Methods: Patients 14 to 70 years of age with newly diagnosed GBM and Karnofsky Performance Scale (KPS) score >70 who were receiving initial treatment were enrolled and were randomized into 2 groups during the 5-year study period. Eighteen patients underwent conventional treatment (surgery, radiotherapy, and chemotherapy) and received adjuvant autologous dendritic cell vaccine, and 16 patients (control group) underwent conventional treatment only. Administration of the vaccine was begun within 1 to 2 months postoperatively, with 10 inoculations given over 6 months.

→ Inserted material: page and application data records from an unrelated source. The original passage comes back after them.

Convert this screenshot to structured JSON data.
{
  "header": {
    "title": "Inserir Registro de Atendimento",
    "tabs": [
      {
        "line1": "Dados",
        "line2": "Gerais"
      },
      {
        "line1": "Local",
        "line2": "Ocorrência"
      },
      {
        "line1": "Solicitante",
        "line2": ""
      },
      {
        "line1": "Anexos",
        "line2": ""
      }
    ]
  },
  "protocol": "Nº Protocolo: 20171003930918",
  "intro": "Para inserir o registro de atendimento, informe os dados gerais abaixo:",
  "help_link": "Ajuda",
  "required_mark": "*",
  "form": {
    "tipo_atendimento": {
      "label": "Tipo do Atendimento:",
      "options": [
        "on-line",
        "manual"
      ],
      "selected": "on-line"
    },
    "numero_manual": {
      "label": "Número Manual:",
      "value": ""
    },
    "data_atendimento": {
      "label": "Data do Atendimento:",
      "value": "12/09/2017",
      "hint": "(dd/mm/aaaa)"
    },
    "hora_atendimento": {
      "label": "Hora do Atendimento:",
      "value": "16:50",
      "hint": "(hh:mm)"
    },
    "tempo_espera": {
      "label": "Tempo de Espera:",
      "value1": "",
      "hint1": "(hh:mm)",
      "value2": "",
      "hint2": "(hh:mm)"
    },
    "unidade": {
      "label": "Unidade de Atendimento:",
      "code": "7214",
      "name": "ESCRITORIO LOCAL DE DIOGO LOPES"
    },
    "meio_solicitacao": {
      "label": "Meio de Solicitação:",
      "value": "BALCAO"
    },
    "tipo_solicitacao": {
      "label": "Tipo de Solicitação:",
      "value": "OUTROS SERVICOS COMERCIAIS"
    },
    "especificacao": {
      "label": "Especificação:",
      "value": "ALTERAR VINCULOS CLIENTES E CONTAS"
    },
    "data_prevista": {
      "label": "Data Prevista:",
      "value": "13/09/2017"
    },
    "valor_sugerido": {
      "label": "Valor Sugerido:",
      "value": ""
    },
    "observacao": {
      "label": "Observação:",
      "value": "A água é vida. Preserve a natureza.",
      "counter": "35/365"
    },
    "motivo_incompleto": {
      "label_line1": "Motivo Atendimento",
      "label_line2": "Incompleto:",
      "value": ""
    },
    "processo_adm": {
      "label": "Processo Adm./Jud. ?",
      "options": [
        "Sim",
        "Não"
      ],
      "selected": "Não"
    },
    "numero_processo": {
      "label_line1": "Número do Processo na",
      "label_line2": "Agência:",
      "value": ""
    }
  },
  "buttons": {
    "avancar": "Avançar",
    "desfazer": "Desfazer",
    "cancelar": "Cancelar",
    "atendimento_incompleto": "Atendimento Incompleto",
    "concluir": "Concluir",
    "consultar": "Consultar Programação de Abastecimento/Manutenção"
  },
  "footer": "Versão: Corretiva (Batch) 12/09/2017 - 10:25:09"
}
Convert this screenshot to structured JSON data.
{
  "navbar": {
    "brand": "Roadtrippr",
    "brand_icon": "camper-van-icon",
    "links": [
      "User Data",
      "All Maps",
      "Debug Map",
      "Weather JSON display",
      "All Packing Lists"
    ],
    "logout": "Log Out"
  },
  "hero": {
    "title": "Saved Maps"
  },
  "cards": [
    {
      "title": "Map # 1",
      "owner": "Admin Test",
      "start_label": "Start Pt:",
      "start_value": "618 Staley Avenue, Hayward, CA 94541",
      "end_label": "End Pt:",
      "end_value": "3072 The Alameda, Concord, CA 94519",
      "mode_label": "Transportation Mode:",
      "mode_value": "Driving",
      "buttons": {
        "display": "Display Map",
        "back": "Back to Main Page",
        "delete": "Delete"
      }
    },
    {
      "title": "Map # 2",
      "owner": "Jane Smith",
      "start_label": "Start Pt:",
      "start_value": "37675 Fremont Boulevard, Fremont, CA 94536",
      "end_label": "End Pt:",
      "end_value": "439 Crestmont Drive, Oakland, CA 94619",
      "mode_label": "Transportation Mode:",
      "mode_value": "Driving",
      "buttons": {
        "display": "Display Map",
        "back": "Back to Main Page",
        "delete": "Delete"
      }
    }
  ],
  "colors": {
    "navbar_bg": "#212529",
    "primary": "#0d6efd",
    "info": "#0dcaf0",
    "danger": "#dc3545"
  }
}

Outcome measures were overall survival (OS); progression-free survival (PFS); 1-, 2-, and 3-year survival rates, and quality of life (QoL).
Results: Follow-up time ranged from 14 to 56 months (median, 33 months). The 1-, 2-, and 3-year survival rates were 88.9%, 44.4%, and 16.7% for the vaccine group, respectively, and 75.0%, 18.8%, and 0%, respectively, for the control group, (P = 0.299, 0.0035, 0.0014, respectively). The median OS for the vaccine group was 31.9 months and for the control group was 15.0 months (P < 0.002). The median progression-free survival (PFS) for the vaccine group was 8.5 months, and 8.0 months for the control group (P = 0.075). The surviving fraction was significantly higher in the vaccine group based on Kaplan-Meier analysis.
Conclusions: Adjuvant immunotherapy with whole-cell lysate dendritic cell vaccine may improve short-term survival. It seems to be safe, and its long-term effectiveness is worthy of further investigation.
Copyright © 2012 Elsevier Inc. All rights reserved.